Ohio State senior Aaron Craft led the Buckeyes onto the court for practice Wednesday at the First Niagara Center. An NCAA tournament veteran, Craft knew better than to start firing up shots before Ohio State’s practice officially started at 1:30 p.m.
“Can we touch the balls yet?” Craft asked.
“Don’t touch the balls,” a teammate advised.
The No. 6 seed Buckeyes, who play the Flyers in the second round at 12:15 p.m. today, have been here before, and it shows in moments like that.
“I think it helps a lot, just knowing what the routine is, being able to know when you have to concentrate and get things done,” Craft said. “Lenzelle (Smith Jr.) and I have been here for four years now. Just because we’ve had a little bit of success before doesn’t necessarily mean we’ll have success now, but I think it helps us prepare ourselves mentally for what the NCAA tournament means and what it’s about.
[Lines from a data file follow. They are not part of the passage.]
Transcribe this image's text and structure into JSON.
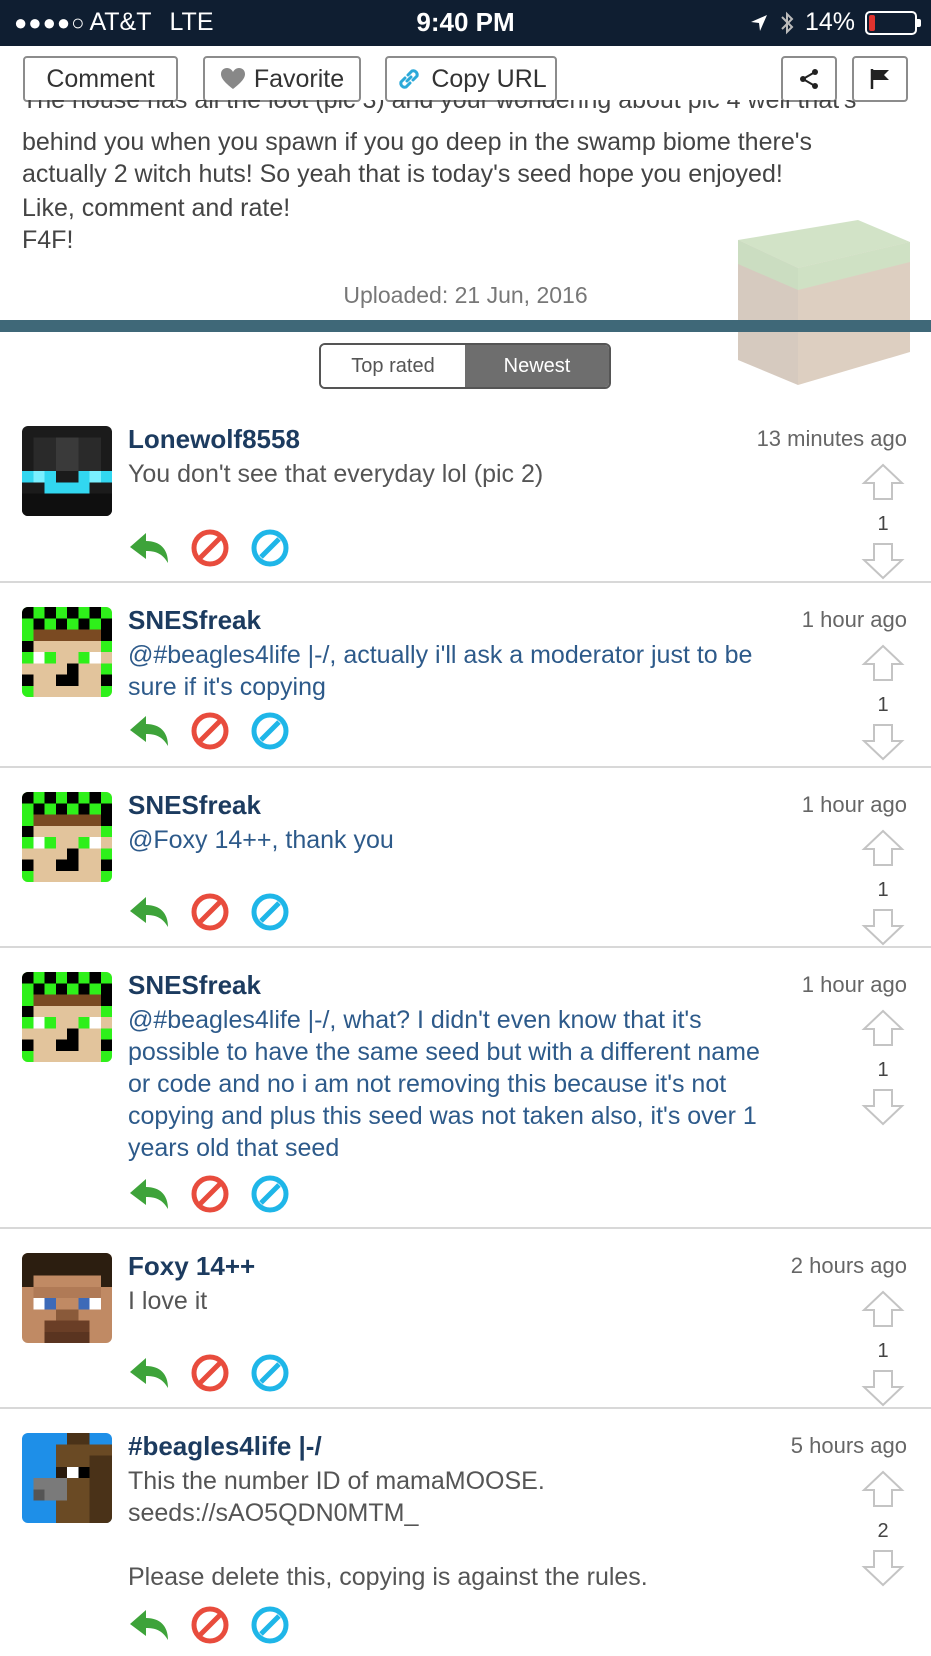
{
  "status_bar": {
    "carrier": "AT&T",
    "network": "LTE",
    "time": "9:40 PM",
    "battery": "14%",
    "battery_level": 0.14
  },
  "actions": {
    "comment": "Comment",
    "favorite": "Favorite",
    "copy_url": "Copy URL"
  },
  "description": {
    "clipped_line": "The house has all the loot (pic 3) and your wondering about pic 4 well that's",
    "lines": [
      "behind you when you spawn if you go deep in the swamp biome there's",
      "actually 2 witch huts! So yeah that is today's seed hope you enjoyed!",
      "Like, comment and rate!",
      "F4F!"
    ],
    "uploaded": "Uploaded: 21 Jun, 2016"
  },
  "sort": {
    "top_rated": "Top rated",
    "newest": "Newest",
    "selected": "Newest"
  },
  "comments": [
    {
      "user": "Lonewolf8558",
      "time": "13 minutes ago",
      "lines": [
        "You don't see that everyday lol (pic 2)"
      ],
      "votes": "1",
      "avatar": "enderman"
    },
    {
      "user": "SNESfreak",
      "time": "1 hour ago",
      "lines": [
        "@#beagles4life |-/, actually i'll ask a moderator just to be",
        "sure if it's copying"
      ],
      "votes": "1",
      "avatar": "checker"
    },
    {
      "user": "SNESfreak",
      "time": "1 hour ago",
      "lines": [
        "@Foxy 14++, thank you"
      ],
      "votes": "1",
      "avatar": "checker"
    },
    {
      "user": "SNESfreak",
      "time": "1 hour ago",
      "lines": [
        "@#beagles4life |-/, what? I didn't even know that it's",
        "possible to have the same seed but with a different name",
        "or code and no i am not removing this because it's not",
        "copying and plus this seed was not taken also, it's over 1",
        "years old that seed"
      ],
      "votes": "1",
      "avatar": "checker"
    },
    {
      "user": "Foxy 14++",
      "time": "2 hours ago",
      "lines": [
        "I love it"
      ],
      "votes": "1",
      "avatar": "steve"
    },
    {
      "user": "#beagles4life |-/",
      "time": "5 hours ago",
      "lines": [
        "This the number ID of mamaMOOSE.",
        "seeds://sAO5QDN0MTM_",
        "",
        "Please delete this, copying is against the rules."
      ],
      "votes": "2",
      "avatar": "horse"
    }
  ],
  "colors": {
    "status_bar": "#0f1e31",
    "divider": "#3f6878",
    "username": "#1c3b5f",
    "mention_text": "#2d5a8a",
    "reply_green": "#3ea33a",
    "report_red": "#e84c3d",
    "block_blue": "#1fb6e8"
  }
}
“It’s very easy to get caught up in everything that’s different with the media going on right now and open practice and things like that, but I think we’ve gone through it enough that we can help lead our team to be ready to play tomorrow.”
Matta on Miller: Archie Miller was on Ohio State coach Thad Matta’s staff for two seasons. In fact, the Dayton coach was an Ohio State assistant in 2008, the last time the Buckeyes played the Flyers.
But Matta’s relationship with Miller goes back a lot farther than that.
“I’ve known Archie since he was in seventh grade,” Matta said, “when Sean and I were at Miami (in Oxford). To see him take his team and get them into the NCAA tournament, I couldn’t be happier. The fact that we’re playing each other, I think that’s kind of the irony of coaching. But as I’ve said, the longer you do this: A. You work with a lot of different people. B. Paths are going to cross. I wish we weren’t playing, but it is who we are playing and we’ve got to be ready to go.”
Close calls: The Buckeyes are 11-5 in their last five NCAA tournament appearances. Their five losses are by two, three, two, two and four points.
“One of the biggest focuses coming into this tournament is valuing every possession,” Craft said. “Since Lenzelle and I have been in college, the margin of defeat for us in the NCAA tournament has been very little, and it comes down to one or two possessions a game. That one or two possessions doesn’t necessarily mean the last two in the game. It could be the first two in a game.”